When shopping for a new home loan, it’s easy to feel overwhelmed by the terminology that lenders and realtors use to describe various aspects of lending: PITI, conforming/non-conforming, jumbo, conventional/nonconventional, ARM… I often tell clients, when in doubt, ask your lender to explain anything and everything to you. There are no dumb questions in real estate (and in life).
However, a frequent question I come across is what is the difference between an interest rate and an APR (annual percentage rate)? The answer is rather straightforward.
An interest rate is the cost you will pay each year to borrow money from your lender, expressed as a percentage of the loan amount. It does not reflect fees or any other charges you may have to pay for the loan.

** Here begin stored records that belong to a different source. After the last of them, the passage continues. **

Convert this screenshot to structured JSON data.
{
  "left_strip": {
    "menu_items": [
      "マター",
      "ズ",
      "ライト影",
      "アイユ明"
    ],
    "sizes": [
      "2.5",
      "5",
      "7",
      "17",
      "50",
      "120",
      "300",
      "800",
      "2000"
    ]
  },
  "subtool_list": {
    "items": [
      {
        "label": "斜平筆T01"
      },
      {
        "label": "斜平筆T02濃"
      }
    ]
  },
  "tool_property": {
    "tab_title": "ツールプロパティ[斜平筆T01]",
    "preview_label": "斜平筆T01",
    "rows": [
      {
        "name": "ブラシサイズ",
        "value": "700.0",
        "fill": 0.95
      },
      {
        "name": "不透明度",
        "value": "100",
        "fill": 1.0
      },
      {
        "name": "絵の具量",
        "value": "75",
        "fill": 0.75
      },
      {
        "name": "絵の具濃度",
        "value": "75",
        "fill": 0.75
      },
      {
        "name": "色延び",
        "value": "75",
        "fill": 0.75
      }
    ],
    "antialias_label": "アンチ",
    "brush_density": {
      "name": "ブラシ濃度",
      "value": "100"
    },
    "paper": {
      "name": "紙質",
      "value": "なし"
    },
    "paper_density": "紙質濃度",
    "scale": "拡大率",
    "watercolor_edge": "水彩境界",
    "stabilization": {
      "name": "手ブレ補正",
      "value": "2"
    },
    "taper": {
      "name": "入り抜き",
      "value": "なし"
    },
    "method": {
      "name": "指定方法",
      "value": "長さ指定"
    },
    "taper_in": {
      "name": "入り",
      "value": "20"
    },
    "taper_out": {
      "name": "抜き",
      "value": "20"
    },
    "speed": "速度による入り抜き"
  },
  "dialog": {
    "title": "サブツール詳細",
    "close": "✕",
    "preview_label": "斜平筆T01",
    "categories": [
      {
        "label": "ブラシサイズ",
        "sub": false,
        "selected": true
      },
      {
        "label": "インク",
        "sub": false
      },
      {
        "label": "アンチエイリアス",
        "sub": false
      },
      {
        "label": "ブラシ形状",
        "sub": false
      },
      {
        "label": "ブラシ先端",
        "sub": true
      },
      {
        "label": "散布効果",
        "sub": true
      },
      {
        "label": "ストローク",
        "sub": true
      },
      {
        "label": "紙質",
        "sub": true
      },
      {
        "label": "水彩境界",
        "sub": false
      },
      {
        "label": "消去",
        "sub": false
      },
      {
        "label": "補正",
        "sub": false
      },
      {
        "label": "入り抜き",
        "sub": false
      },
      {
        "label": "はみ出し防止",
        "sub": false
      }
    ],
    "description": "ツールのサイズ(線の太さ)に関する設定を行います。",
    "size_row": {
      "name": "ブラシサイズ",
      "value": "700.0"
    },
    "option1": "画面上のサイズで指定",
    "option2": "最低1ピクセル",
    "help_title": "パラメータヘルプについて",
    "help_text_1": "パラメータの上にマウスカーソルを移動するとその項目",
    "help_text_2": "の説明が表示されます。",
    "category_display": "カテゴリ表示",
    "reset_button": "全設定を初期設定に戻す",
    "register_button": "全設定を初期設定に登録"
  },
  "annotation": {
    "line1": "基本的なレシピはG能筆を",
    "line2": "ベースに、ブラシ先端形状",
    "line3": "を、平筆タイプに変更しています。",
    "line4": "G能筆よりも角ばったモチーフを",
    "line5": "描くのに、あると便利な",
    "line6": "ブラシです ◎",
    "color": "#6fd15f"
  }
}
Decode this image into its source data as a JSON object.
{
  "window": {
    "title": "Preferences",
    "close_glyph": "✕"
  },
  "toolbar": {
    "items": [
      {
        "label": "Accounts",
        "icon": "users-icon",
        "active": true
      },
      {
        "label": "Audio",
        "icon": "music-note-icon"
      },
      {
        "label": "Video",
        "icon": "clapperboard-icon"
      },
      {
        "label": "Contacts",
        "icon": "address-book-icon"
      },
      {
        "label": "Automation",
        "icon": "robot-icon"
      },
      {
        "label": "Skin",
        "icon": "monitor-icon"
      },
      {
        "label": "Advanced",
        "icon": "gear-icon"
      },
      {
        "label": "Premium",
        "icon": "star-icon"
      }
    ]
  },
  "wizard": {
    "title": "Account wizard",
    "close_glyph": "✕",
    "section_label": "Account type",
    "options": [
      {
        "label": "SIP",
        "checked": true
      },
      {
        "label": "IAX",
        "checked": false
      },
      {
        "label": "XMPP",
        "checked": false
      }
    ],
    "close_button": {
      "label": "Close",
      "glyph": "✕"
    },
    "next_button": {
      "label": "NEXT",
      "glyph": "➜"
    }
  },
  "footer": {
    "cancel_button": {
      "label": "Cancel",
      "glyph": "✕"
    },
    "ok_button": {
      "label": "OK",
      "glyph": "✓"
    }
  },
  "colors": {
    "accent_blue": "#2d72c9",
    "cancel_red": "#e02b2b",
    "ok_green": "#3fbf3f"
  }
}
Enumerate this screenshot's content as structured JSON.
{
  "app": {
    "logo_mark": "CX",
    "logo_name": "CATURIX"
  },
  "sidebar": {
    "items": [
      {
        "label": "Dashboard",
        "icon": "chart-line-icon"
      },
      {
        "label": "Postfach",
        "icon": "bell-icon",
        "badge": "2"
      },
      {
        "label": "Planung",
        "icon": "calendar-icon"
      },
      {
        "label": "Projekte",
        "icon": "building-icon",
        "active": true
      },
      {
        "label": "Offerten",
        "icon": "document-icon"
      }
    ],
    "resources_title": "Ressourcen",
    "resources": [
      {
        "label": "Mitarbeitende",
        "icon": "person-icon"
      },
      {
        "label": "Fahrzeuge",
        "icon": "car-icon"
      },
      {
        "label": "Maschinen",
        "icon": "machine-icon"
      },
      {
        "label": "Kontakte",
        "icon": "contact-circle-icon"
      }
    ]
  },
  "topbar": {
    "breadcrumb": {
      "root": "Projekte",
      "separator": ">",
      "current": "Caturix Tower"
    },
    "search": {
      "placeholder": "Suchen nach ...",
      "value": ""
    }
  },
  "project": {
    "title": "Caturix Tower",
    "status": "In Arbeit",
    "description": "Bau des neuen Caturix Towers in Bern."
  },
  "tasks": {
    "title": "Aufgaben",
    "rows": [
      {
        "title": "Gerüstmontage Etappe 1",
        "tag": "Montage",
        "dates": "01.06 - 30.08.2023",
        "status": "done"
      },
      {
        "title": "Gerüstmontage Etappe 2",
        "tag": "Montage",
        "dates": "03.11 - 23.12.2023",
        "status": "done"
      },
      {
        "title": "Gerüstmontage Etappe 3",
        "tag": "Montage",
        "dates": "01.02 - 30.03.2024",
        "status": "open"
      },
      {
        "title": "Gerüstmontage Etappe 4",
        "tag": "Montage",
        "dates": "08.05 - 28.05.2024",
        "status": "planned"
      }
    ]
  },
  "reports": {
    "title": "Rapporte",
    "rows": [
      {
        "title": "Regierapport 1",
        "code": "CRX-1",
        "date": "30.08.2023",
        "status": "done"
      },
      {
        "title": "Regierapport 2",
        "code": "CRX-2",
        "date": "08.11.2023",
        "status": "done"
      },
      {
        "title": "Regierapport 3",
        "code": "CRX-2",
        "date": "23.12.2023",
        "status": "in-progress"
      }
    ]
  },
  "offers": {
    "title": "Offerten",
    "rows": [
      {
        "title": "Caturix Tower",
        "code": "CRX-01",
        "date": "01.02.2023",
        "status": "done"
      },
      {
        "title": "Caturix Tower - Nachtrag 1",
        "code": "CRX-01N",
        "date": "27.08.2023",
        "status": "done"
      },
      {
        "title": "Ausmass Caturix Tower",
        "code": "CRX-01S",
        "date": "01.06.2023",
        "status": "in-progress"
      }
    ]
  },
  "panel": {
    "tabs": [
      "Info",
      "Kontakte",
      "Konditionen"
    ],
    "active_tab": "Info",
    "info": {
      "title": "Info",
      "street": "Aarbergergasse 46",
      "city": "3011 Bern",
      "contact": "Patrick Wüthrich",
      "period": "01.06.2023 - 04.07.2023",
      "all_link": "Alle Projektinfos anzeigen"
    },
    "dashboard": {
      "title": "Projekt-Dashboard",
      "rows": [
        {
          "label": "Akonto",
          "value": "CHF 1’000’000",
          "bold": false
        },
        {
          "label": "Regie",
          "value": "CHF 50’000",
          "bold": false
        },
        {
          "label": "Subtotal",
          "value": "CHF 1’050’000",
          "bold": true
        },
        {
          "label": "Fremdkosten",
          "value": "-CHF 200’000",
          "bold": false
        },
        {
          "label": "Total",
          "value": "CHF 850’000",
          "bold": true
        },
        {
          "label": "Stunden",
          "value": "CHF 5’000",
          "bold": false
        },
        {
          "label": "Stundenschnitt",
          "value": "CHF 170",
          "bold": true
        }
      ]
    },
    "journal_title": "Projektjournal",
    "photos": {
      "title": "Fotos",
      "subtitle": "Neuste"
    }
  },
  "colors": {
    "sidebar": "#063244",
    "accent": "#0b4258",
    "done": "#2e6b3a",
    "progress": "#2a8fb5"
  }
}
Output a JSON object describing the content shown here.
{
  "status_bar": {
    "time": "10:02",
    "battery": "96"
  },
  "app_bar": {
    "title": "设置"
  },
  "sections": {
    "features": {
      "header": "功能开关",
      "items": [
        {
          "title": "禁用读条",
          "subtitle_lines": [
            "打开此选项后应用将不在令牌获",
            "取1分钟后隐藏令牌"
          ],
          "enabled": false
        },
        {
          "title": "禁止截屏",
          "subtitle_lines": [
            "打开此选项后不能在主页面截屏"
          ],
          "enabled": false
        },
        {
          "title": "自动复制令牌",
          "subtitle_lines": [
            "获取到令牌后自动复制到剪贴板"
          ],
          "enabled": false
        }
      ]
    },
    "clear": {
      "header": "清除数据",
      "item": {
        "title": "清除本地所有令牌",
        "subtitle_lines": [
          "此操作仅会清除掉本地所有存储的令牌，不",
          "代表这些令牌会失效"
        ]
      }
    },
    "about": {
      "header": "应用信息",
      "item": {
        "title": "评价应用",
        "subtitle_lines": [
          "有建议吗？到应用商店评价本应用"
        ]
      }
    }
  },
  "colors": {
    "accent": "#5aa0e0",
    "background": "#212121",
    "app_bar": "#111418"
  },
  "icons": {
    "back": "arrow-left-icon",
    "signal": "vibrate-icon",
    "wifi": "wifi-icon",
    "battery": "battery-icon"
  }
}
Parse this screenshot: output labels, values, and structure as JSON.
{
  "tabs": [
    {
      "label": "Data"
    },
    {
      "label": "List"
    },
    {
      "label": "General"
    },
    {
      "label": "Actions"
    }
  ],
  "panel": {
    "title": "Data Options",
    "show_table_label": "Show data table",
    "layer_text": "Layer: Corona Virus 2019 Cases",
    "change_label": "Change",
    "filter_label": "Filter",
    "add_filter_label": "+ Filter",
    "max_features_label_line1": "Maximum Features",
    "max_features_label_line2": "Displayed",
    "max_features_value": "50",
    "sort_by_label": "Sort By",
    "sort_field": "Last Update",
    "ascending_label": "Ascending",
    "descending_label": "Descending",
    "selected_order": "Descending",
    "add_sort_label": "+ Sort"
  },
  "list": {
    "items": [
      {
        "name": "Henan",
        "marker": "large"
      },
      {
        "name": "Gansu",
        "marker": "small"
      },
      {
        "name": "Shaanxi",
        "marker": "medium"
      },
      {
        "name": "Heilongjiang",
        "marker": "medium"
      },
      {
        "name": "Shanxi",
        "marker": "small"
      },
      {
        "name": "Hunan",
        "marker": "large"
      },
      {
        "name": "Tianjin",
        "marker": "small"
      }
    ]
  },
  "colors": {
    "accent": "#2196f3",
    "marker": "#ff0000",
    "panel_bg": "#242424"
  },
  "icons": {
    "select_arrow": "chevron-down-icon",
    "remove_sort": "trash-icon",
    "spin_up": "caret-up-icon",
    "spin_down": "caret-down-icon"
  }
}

An annual percentage rate (APR) is broader than an interest rate — it measures the cost to you of borrowing money, and includes not only the interest rate but also any points, mortgage broker fees, and other charges that you pay to get the loan. For that reason, your APR is usually higher than your interest rate.
So when shopping for a home loan, don’t forget to ask about not only the interest rate, but also the APR. Both figures should be included in your lender’s Loan Estimate.